It was late in the afternoon. Bobby had called and asked everyone to meet him in the restaurant at the motel where they were staying in downtown Ossining. He promised that he had some exciting news. Jenny, Reuben and Jonathan were waiting in a back booth when Bobby arrived. Jonathan was sitting next to Reuben and Jenny sat across from them by herself. Bobby walked over to the table and sat down next to Jenny. A skinny, teenage waitress who was cracking a wad of gum in her cheek came over and asked if he wanted coffee. He nodded and she left to get him a cup, giving them a strange look as she went. Bobby smiled. It wasn’t often that you found a sheriff, an Amish man, a short-haired Amish girl, and a hippie all seated at the same table. Jenny looked at Bobby expectantly.
“The man in the car was definitely Joseph K. Bender,” Bobby said. “He was Sammy Bender’s brother. They grew up in Patterson, New Jersey, and started getting into trouble when they were teenagers. Sammy knew about the tattoo on Joe’s shoulder and confirmed that the number was a service number. It seems that when the war came, they both enlisted and got a tattoo. Joe got picked for officer training so he added his service number under the Statue of Liberty.”
“But the report said he got a dishonorable discharge,” Jenny said. “What about that?”
“From what Sammy said, Joe did pretty well during his first year as an officer. He was trained to be a pharmacist mate, which is like a Petty Officer. He was assigned to a battleship in the Pacific. I guess he got wounded in one of the battles. It wasn’t bad enough to get him discharged, but he did need pain pills while he recovered. Sammy says he got hooked on the medication and reverted to his old ways. He got caught stealing narcotics from the infirmary and they drummed him out of the service. He ended up in New York and graduated from pain pills to morphine and then to heroin. Sammy got tossed out of the service for slugging a superior officer and he hooked up with Joe. Their life of crime went from there and ended up with the bank robbery.”

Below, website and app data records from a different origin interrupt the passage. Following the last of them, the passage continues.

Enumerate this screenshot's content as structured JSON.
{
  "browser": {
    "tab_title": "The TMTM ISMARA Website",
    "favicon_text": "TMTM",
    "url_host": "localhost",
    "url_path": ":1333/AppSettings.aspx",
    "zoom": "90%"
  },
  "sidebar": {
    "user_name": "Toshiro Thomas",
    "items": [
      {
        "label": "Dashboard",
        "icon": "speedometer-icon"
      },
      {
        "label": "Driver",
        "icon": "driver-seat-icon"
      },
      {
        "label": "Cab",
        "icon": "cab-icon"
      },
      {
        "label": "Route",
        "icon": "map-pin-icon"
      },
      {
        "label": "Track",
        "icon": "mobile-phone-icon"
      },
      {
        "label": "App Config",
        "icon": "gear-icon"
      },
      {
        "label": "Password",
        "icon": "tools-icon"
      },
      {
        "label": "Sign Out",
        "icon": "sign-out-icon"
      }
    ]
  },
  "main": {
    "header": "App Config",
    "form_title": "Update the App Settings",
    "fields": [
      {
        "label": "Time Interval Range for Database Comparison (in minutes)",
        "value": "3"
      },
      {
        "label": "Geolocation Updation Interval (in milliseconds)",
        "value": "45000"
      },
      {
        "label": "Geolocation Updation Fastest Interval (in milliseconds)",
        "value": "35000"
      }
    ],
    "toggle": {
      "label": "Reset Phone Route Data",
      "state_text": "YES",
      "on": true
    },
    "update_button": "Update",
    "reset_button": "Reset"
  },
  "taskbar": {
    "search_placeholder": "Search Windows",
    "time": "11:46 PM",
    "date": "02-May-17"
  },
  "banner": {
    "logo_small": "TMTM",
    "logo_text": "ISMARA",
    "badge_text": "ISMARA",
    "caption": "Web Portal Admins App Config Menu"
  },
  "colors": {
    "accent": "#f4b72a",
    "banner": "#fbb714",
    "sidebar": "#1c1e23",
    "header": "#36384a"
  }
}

Jenny felt sadness growing in her heart. So her father was a dope addict. The thought of that was so foreign to her, but she tried to understand it anyway. Bobby saw the look on her face. He took her hand.
“Jenny, I’ve got some news for you.”
Jenny looked up. She felt the possibilities for her life getting smaller and smaller. What could Uncle Bobby say that could possibly help?”
“Joe Bender was not your father.”
Jenny looked at Bobby with a blank stare.
“Not my father?” she asked incredulously.
“No, he was not your father.”
Jenny felt a darkness beginning to lift from her spirit.
“Not my father,” she said softly.
Jenny looked at Reuben. He was so strong and handsome. He had always been there for her. He had protected her all her life, cared and provided for her, carried her when she had fallen, encouraged her when she failed, and…and loved her. What had she been thinking? Tears began to stream down her face. She saw her papa’s jaw working as he tried to keep his emotions from showing. Jonathan stared at both of them. Jenny got up slowly and went around the table. She stood in front of Reuben and picked up one of his big, strong hands. She put it next to her cheek and felt his calloused palm against her face. Then she kissed his hand and looked into his eyes.
“Of course he’s not my father,” she said to Reuben, “because you are.”
Reuben’s arms came around Jenny and he pulled her close.
“Jenny, Jenny, my Dochter, my precious girl,” he said softly.
Jonathan and Bobby looked at each other and then turned away so they would not show each other the tears in their eyes.
Great scene, Patrick! Keep it coming!